▶ [EXERCISE PROMPT]: Your answer consists of the lines in the data that contain "Stuart". Copy each of them.

Interface dataset entries:
○ ○ ○ ○ ○ ○ ○

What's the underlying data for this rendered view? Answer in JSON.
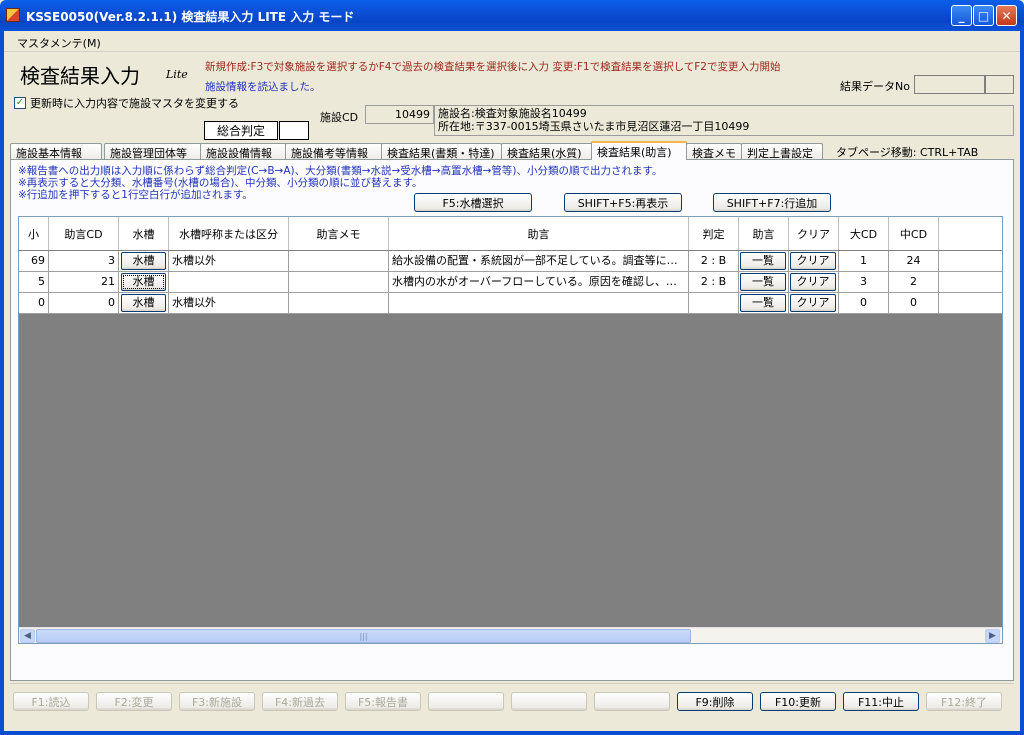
{
  "window": {
    "title": "KSSE0050(Ver.8.2.1.1) 検査結果入力 LITE 入力 モード",
    "min": "_",
    "max": "□",
    "close": "✕"
  },
  "menu": {
    "maintenance": "マスタメンテ(M)"
  },
  "header": {
    "title": "検査結果入力",
    "lite": "Lite",
    "help": "新規作成:F3で対象施設を選択するかF4で過去の検査結果を選択後に入力  変更:F1で検査結果を選択してF2で変更入力開始",
    "info": "施設情報を読込ました。",
    "result_no_label": "結果データNo",
    "update_master_label": "更新時に入力内容で施設マスタを変更する",
    "update_master_checked": true,
    "overall_label": "総合判定",
    "facility_cd_label": "施設CD",
    "facility_cd": "10499",
    "facility_name": "施設名:検査対象施設名10499",
    "facility_address": "所在地:〒337-0015埼玉県さいたま市見沼区蓮沼一丁目10499"
  },
  "tabs": [
    {
      "label": "施設基本情報",
      "active": false
    },
    {
      "label": "施設管理団体等",
      "active": false
    },
    {
      "label": "施設設備情報",
      "active": false
    },
    {
      "label": "施設備考等情報",
      "active": false
    },
    {
      "label": "検査結果(書類・特達)",
      "active": false
    },
    {
      "label": "検査結果(水質)",
      "active": false
    },
    {
      "label": "検査結果(助言)",
      "active": true
    },
    {
      "label": "検査メモ",
      "active": false
    },
    {
      "label": "判定上書設定",
      "active": false
    }
  ],
  "tab_hint": "タブページ移動: CTRL+TAB",
  "notes": [
    "※報告書への出力順は入力順に係わらず総合判定(C→B→A)、大分類(書類→水説→受水槽→高置水槽→管等)、小分類の順で出力されます。",
    "※再表示すると大分類、水槽番号(水槽の場合)、中分類、小分類の順に並び替えます。",
    "※行追加を押下すると1行空白行が追加されます。"
  ],
  "actions": {
    "select_tank": "F5:水槽選択",
    "refresh": "SHIFT+F5:再表示",
    "add_row": "SHIFT+F7:行追加"
  },
  "grid": {
    "columns": [
      "小",
      "助言CD",
      "水槽",
      "水槽呼称または区分",
      "助言メモ",
      "助言",
      "判定",
      "助言",
      "クリア",
      "大CD",
      "中CD"
    ],
    "rows": [
      {
        "small": "69",
        "advice_cd": "3",
        "tank_btn": "水槽",
        "tank_name": "水槽以外",
        "memo": "",
        "advice": "給水設備の配置・系統図が一部不足している。調査等に…",
        "judge": "2 : B",
        "list_btn": "一覧",
        "clear_btn": "クリア",
        "large_cd": "1",
        "mid_cd": "24"
      },
      {
        "small": "5",
        "advice_cd": "21",
        "tank_btn": "水槽",
        "tank_name": "",
        "memo": "",
        "advice": "水槽内の水がオーバーフローしている。原因を確認し、…",
        "judge": "2 : B",
        "list_btn": "一覧",
        "clear_btn": "クリア",
        "large_cd": "3",
        "mid_cd": "2"
      },
      {
        "small": "0",
        "advice_cd": "0",
        "tank_btn": "水槽",
        "tank_name": "水槽以外",
        "memo": "",
        "advice": "",
        "judge": "",
        "list_btn": "一覧",
        "clear_btn": "クリア",
        "large_cd": "0",
        "mid_cd": "0"
      }
    ]
  },
  "fkeys": [
    {
      "label": "F1:読込",
      "enabled": false
    },
    {
      "label": "F2:変更",
      "enabled": false
    },
    {
      "label": "F3:新施設",
      "enabled": false
    },
    {
      "label": "F4:新過去",
      "enabled": false
    },
    {
      "label": "F5:報告書",
      "enabled": false
    },
    {
      "label": "",
      "enabled": false
    },
    {
      "label": "",
      "enabled": false
    },
    {
      "label": "",
      "enabled": false
    },
    {
      "label": "F9:削除",
      "enabled": true
    },
    {
      "label": "F10:更新",
      "enabled": true
    },
    {
      "label": "F11:中止",
      "enabled": true
    },
    {
      "label": "F12:終了",
      "enabled": false
    }
  ]
}
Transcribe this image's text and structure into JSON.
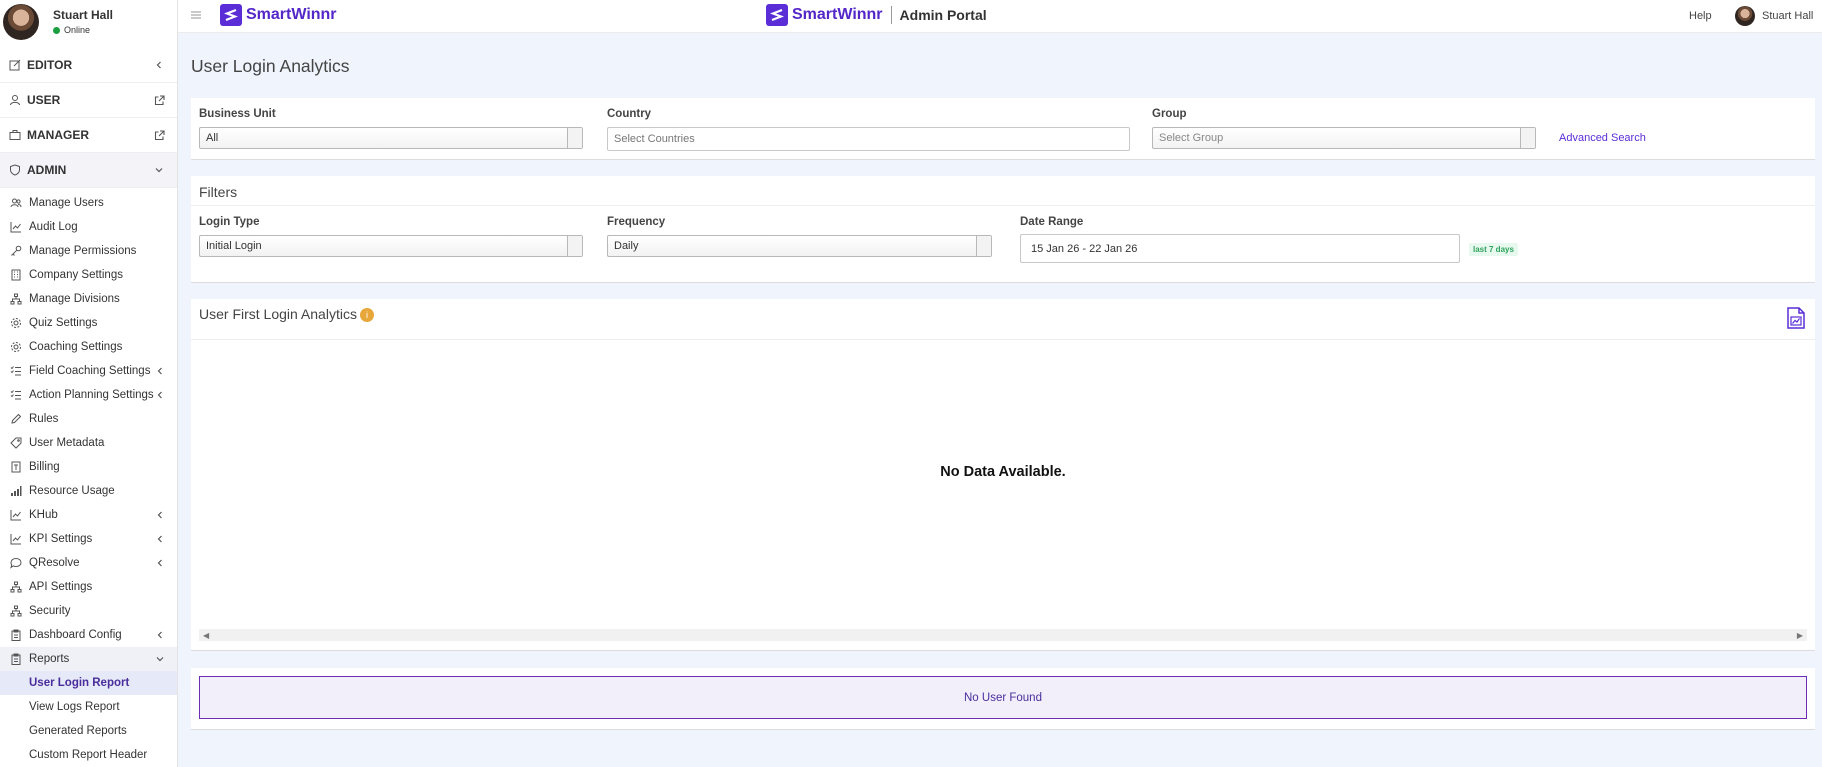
{
  "sidebar": {
    "user_name": "Stuart Hall",
    "user_status": "Online",
    "sections": {
      "editor": "EDITOR",
      "user": "USER",
      "manager": "MANAGER",
      "admin": "ADMIN"
    },
    "admin_items": [
      "Manage Users",
      "Audit Log",
      "Manage Permissions",
      "Company Settings",
      "Manage Divisions",
      "Quiz Settings",
      "Coaching Settings",
      "Field Coaching Settings",
      "Action Planning Settings",
      "Rules",
      "User Metadata",
      "Billing",
      "Resource Usage",
      "KHub",
      "KPI Settings",
      "QResolve",
      "API Settings",
      "Security",
      "Dashboard Config",
      "Reports"
    ],
    "report_items": [
      "User Login Report",
      "View Logs Report",
      "Generated Reports",
      "Custom Report Header"
    ]
  },
  "header": {
    "brand": "SmartWinnr",
    "portal_brand": "SmartWinnr",
    "portal_label": "Admin Portal",
    "help": "Help",
    "user_name": "Stuart Hall"
  },
  "page": {
    "title": "User Login Analytics"
  },
  "search": {
    "business_unit_label": "Business Unit",
    "business_unit_value": "All",
    "country_label": "Country",
    "country_placeholder": "Select Countries",
    "group_label": "Group",
    "group_placeholder": "Select Group",
    "advanced_search": "Advanced Search"
  },
  "filters": {
    "title": "Filters",
    "login_type_label": "Login Type",
    "login_type_value": "Initial Login",
    "frequency_label": "Frequency",
    "frequency_value": "Daily",
    "date_range_label": "Date Range",
    "date_range_value": "15 Jan 26 - 22 Jan 26",
    "date_badge": "last 7 days"
  },
  "analytics": {
    "title": "User First Login Analytics",
    "info": "i",
    "no_data": "No Data Available."
  },
  "users": {
    "no_user": "No User Found"
  },
  "colors": {
    "brand": "#5b2dd6",
    "active_bg": "#e6e9f7",
    "online": "#1a9e3f",
    "badge_text": "#2fa35d",
    "info": "#e8a73a"
  }
}
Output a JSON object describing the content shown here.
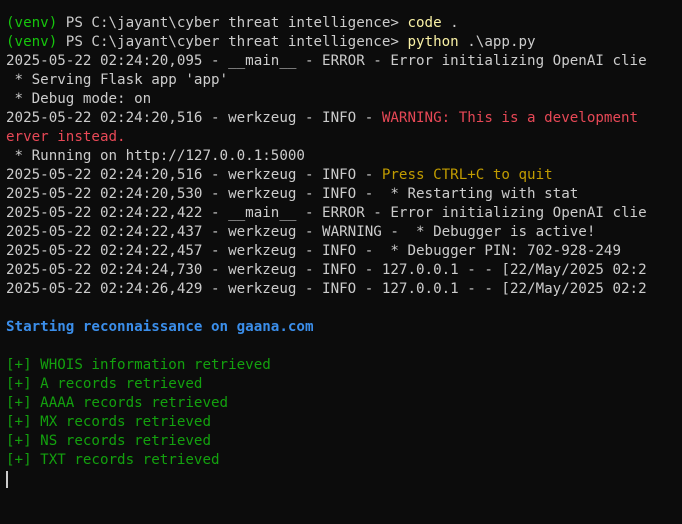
{
  "colors": {
    "background": "#0c0c0c",
    "text": "#cccccc",
    "venv": "#16c60c",
    "command": "#f9f1a5",
    "warning_red": "#e74856",
    "hint_yellow": "#c19c00",
    "recon_blue": "#3b8eea",
    "success_green": "#13a10e"
  },
  "prompt": {
    "venv": "(venv)",
    "ps": " PS C:\\jayant\\cyber threat intelligence> "
  },
  "commands": {
    "cmd1_name": "code",
    "cmd1_args": " .",
    "cmd2_name": "python",
    "cmd2_args": " .\\app.py"
  },
  "log": {
    "l1": "2025-05-22 02:24:20,095 - __main__ - ERROR - Error initializing OpenAI clie",
    "l2": " * Serving Flask app 'app'",
    "l3": " * Debug mode: on",
    "l4_prefix": "2025-05-22 02:24:20,516 - werkzeug - INFO - ",
    "l4_warn": "WARNING: This is a development",
    "l5_warn": "erver instead.",
    "l6": " * Running on http://127.0.0.1:5000",
    "l7_prefix": "2025-05-22 02:24:20,516 - werkzeug - INFO - ",
    "l7_hint": "Press CTRL+C to quit",
    "l8": "2025-05-22 02:24:20,530 - werkzeug - INFO -  * Restarting with stat",
    "l9": "2025-05-22 02:24:22,422 - __main__ - ERROR - Error initializing OpenAI clie",
    "l10": "2025-05-22 02:24:22,437 - werkzeug - WARNING -  * Debugger is active!",
    "l11": "2025-05-22 02:24:22,457 - werkzeug - INFO -  * Debugger PIN: 702-928-249",
    "l12": "2025-05-22 02:24:24,730 - werkzeug - INFO - 127.0.0.1 - - [22/May/2025 02:2",
    "l13": "2025-05-22 02:24:26,429 - werkzeug - INFO - 127.0.0.1 - - [22/May/2025 02:2"
  },
  "recon": {
    "heading": "Starting reconnaissance on gaana.com",
    "results": [
      "[+] WHOIS information retrieved",
      "[+] A records retrieved",
      "[+] AAAA records retrieved",
      "[+] MX records retrieved",
      "[+] NS records retrieved",
      "[+] TXT records retrieved"
    ]
  }
}
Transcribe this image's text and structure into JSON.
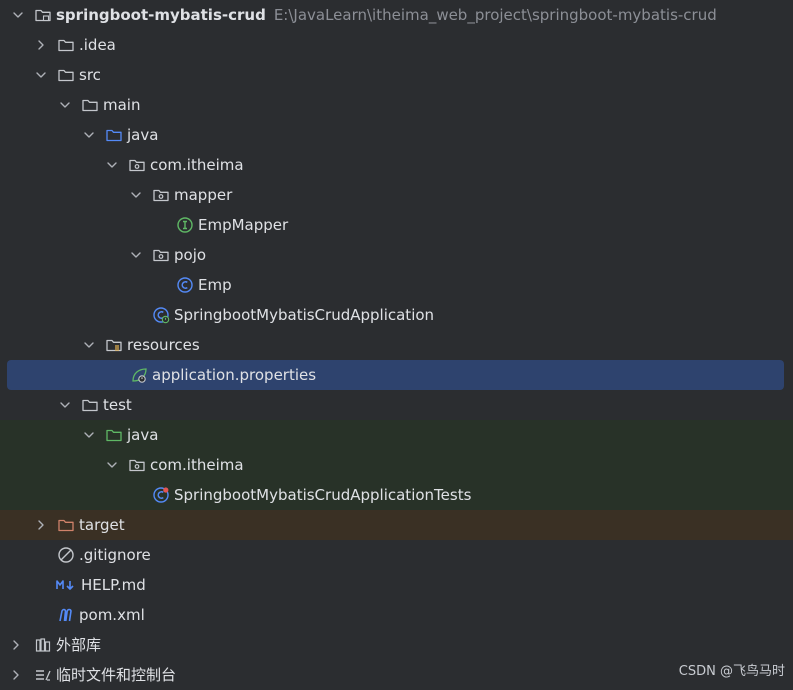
{
  "tree": {
    "root": {
      "label": "springboot-mybatis-crud",
      "path": "E:\\JavaLearn\\itheima_web_project\\springboot-mybatis-crud"
    },
    "idea": {
      "label": ".idea"
    },
    "src": {
      "label": "src"
    },
    "main": {
      "label": "main"
    },
    "java": {
      "label": "java"
    },
    "package": {
      "label": "com.itheima"
    },
    "mapper": {
      "label": "mapper"
    },
    "emp_mapper": {
      "label": "EmpMapper"
    },
    "pojo": {
      "label": "pojo"
    },
    "emp": {
      "label": "Emp"
    },
    "app": {
      "label": "SpringbootMybatisCrudApplication"
    },
    "resources": {
      "label": "resources"
    },
    "app_props": {
      "label": "application.properties"
    },
    "test": {
      "label": "test"
    },
    "test_java": {
      "label": "java"
    },
    "test_package": {
      "label": "com.itheima"
    },
    "app_tests": {
      "label": "SpringbootMybatisCrudApplicationTests"
    },
    "target": {
      "label": "target"
    },
    "gitignore": {
      "label": ".gitignore"
    },
    "help_md": {
      "label": "HELP.md"
    },
    "pom": {
      "label": "pom.xml"
    },
    "external_libs": {
      "label": "外部库"
    },
    "scratches": {
      "label": "临时文件和控制台"
    }
  },
  "watermark": "CSDN @飞鸟马时",
  "colors": {
    "background": "#2b2d30",
    "selection": "#2e436e",
    "test_zone": "#283228",
    "excluded_zone": "#3a3024",
    "java_folder": "#548af7",
    "test_folder": "#5fb865",
    "excluded_folder": "#d0826a"
  },
  "icons": {
    "chevron_expanded": "chevron-down-icon",
    "chevron_collapsed": "chevron-right-icon",
    "folder": "folder-icon",
    "package": "package-icon",
    "interface": "interface-icon",
    "class": "class-icon",
    "spring_boot_app": "spring-boot-class-icon",
    "properties": "spring-properties-icon",
    "ignore": "ignore-file-icon",
    "markdown": "markdown-icon",
    "maven": "maven-icon",
    "library": "library-icon",
    "scratch": "scratches-icon"
  }
}
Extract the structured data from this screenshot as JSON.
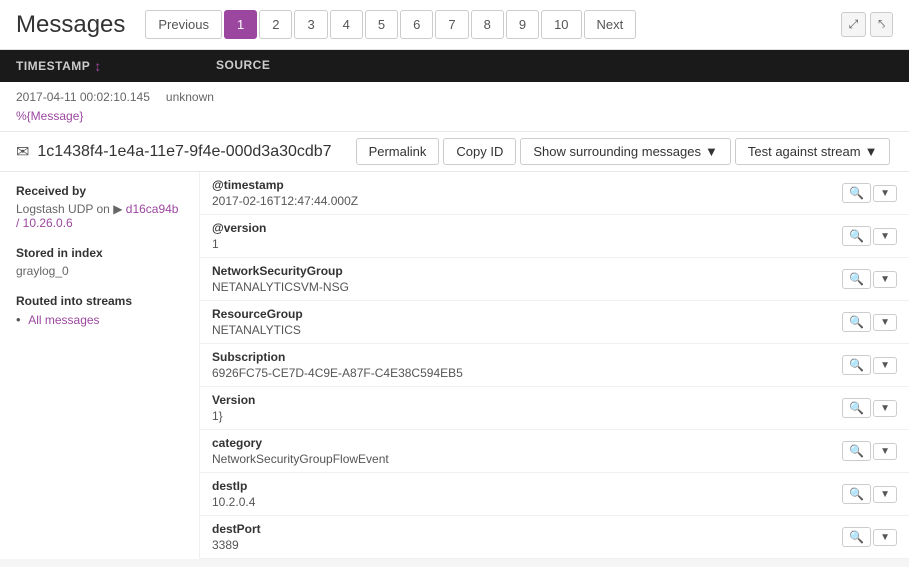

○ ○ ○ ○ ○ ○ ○

▶ [TASK SOLUTION]:
    "user_name": "Stuart Hall",
    "user_name": "Stuart Hall"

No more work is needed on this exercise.